-- Records for this task follows --

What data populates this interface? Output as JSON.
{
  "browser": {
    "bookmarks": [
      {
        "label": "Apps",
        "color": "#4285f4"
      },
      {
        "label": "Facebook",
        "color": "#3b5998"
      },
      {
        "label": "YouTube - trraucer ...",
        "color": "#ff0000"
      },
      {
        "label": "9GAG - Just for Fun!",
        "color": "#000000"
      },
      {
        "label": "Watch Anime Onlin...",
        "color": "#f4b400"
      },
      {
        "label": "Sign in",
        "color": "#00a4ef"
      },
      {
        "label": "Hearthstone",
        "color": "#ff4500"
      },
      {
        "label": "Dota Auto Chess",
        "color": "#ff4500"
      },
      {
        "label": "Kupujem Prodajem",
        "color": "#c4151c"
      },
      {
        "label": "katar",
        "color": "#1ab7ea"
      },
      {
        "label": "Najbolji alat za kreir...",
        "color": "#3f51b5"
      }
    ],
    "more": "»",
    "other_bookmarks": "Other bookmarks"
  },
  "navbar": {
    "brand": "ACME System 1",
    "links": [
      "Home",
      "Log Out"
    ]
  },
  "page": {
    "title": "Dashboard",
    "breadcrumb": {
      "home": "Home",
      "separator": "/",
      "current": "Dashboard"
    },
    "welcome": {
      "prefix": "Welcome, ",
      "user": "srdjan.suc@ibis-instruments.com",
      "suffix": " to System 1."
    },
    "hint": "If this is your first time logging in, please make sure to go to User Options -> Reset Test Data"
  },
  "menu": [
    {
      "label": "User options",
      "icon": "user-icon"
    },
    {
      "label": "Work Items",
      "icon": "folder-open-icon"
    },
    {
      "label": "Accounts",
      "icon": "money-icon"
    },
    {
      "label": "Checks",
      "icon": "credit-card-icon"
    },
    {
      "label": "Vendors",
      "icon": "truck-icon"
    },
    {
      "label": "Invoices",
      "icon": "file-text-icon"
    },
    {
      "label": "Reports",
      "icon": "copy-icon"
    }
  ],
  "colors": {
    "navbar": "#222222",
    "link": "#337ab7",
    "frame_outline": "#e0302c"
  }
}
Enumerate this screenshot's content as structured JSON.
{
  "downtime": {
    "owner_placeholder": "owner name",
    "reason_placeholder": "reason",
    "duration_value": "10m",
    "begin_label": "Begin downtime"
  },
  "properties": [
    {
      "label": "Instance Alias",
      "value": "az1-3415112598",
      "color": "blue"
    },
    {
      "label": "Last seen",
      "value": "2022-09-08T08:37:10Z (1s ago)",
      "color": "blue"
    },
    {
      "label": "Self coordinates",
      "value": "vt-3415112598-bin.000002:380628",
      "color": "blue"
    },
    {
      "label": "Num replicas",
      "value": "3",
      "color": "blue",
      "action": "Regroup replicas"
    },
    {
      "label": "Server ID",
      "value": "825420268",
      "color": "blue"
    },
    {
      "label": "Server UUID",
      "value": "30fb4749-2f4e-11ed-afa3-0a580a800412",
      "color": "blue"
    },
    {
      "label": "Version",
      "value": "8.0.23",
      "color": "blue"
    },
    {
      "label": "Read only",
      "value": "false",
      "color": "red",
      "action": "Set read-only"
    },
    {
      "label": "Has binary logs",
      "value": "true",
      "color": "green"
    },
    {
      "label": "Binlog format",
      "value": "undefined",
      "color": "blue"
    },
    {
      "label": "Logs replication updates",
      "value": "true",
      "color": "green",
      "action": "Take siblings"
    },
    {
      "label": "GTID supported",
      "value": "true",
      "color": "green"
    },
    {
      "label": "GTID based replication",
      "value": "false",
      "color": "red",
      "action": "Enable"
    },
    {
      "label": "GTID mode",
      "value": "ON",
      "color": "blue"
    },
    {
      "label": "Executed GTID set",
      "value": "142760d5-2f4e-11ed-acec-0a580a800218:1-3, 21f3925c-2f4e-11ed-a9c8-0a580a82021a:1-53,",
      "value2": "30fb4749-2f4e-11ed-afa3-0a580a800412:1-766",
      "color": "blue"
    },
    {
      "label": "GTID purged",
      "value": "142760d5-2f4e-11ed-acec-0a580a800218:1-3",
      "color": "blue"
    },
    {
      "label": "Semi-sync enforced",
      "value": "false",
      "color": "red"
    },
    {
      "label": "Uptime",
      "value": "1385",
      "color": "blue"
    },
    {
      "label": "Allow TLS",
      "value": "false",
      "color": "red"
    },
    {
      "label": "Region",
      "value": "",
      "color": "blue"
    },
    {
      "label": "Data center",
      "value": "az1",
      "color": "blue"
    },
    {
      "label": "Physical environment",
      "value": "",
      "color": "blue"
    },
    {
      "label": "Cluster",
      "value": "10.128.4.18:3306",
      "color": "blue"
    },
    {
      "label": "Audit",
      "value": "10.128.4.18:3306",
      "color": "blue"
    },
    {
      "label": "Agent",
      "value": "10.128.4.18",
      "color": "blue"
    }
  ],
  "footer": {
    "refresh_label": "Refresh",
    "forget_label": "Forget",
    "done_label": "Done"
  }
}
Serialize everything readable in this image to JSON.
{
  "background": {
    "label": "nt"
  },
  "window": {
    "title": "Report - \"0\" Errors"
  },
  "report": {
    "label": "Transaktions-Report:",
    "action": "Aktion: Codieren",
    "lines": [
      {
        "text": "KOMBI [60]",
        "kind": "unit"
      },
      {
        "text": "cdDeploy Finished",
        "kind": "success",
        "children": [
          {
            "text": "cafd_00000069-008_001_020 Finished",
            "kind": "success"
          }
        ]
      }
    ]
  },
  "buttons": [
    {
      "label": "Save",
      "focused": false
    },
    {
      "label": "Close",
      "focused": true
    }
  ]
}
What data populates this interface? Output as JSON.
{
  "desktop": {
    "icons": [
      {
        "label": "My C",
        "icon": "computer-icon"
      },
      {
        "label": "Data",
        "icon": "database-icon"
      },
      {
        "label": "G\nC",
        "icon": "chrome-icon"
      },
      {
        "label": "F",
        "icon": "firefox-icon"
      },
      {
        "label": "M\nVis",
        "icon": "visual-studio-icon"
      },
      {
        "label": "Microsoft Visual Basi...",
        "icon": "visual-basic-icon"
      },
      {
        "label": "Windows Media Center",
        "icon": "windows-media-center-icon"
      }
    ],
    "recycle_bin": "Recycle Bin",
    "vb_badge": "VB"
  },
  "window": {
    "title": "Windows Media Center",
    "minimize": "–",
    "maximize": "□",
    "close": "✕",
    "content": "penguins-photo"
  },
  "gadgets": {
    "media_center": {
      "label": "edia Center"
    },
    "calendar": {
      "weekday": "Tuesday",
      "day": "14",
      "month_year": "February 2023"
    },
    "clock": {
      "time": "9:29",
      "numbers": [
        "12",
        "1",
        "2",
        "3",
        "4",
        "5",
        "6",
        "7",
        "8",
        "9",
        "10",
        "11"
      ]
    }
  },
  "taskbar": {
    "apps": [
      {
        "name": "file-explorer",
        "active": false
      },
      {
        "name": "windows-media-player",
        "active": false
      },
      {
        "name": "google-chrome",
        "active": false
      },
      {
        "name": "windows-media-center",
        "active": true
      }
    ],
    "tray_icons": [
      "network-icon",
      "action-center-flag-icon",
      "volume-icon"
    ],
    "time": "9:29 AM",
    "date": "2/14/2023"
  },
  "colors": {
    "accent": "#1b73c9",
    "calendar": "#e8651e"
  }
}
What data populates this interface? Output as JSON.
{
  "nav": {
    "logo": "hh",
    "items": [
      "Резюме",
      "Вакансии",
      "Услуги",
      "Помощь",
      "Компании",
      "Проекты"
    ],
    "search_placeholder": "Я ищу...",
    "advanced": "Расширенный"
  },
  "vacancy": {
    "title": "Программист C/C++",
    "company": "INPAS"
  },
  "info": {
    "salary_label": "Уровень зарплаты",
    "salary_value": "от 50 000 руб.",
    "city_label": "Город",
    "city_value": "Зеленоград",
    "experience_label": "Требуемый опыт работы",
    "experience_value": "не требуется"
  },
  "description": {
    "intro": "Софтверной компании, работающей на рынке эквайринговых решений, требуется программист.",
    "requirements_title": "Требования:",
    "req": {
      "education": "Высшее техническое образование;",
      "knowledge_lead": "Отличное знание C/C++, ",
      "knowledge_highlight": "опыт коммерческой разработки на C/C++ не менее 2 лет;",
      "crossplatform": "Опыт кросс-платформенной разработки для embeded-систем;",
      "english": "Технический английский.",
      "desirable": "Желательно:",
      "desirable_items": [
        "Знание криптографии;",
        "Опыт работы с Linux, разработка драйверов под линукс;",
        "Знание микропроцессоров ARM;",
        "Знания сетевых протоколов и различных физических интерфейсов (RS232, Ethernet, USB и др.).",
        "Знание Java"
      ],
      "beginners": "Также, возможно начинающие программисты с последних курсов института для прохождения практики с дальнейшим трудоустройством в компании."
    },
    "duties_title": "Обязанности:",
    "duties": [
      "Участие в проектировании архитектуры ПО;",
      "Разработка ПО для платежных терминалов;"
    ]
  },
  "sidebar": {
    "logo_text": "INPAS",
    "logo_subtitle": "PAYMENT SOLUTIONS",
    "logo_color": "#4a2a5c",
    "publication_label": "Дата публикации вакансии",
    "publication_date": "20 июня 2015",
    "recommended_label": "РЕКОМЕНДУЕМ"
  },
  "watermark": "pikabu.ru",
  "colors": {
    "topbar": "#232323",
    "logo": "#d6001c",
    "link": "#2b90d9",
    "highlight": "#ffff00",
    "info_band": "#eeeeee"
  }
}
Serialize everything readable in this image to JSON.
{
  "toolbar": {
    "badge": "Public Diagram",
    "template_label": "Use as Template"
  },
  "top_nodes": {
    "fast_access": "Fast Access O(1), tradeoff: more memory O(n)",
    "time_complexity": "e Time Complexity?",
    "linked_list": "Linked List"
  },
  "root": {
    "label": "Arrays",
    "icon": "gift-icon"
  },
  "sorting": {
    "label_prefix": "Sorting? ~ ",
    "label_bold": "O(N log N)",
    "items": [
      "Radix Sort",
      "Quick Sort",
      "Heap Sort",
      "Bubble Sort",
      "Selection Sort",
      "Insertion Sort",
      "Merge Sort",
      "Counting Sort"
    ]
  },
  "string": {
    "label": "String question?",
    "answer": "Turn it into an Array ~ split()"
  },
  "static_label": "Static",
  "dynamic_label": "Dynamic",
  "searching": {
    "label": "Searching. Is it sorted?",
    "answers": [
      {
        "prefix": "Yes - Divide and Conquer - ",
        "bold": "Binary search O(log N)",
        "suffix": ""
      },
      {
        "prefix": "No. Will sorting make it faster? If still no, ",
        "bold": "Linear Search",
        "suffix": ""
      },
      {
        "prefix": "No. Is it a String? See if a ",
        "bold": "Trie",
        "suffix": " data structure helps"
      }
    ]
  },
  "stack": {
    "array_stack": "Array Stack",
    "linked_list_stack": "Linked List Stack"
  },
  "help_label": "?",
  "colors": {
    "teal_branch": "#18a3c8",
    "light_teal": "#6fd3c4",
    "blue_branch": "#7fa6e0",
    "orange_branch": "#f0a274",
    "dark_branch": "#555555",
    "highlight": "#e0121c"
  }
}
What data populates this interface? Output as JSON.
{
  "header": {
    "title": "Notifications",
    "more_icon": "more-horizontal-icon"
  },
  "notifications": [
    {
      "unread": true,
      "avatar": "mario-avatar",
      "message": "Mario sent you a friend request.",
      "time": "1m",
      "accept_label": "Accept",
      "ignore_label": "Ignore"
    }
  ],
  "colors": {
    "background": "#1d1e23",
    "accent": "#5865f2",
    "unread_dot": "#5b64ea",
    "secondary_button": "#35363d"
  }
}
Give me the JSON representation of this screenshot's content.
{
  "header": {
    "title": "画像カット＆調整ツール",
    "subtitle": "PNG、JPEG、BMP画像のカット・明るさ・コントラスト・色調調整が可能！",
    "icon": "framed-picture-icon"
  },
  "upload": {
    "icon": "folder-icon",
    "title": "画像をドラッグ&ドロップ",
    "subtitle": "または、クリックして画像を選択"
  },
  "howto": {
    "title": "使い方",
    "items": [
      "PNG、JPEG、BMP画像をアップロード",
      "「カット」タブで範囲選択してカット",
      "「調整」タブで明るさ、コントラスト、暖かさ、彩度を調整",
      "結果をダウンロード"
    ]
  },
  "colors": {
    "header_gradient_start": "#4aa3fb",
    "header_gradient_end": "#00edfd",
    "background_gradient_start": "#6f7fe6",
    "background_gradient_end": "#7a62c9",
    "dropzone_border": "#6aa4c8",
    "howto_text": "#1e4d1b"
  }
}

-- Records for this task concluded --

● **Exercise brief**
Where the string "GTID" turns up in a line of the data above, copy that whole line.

● **Output for this exercise**
      "label": "GTID supported",
      "label": "GTID based replication",
      "label": "GTID mode",
      "label": "Executed GTID set",
      "label": "GTID purged",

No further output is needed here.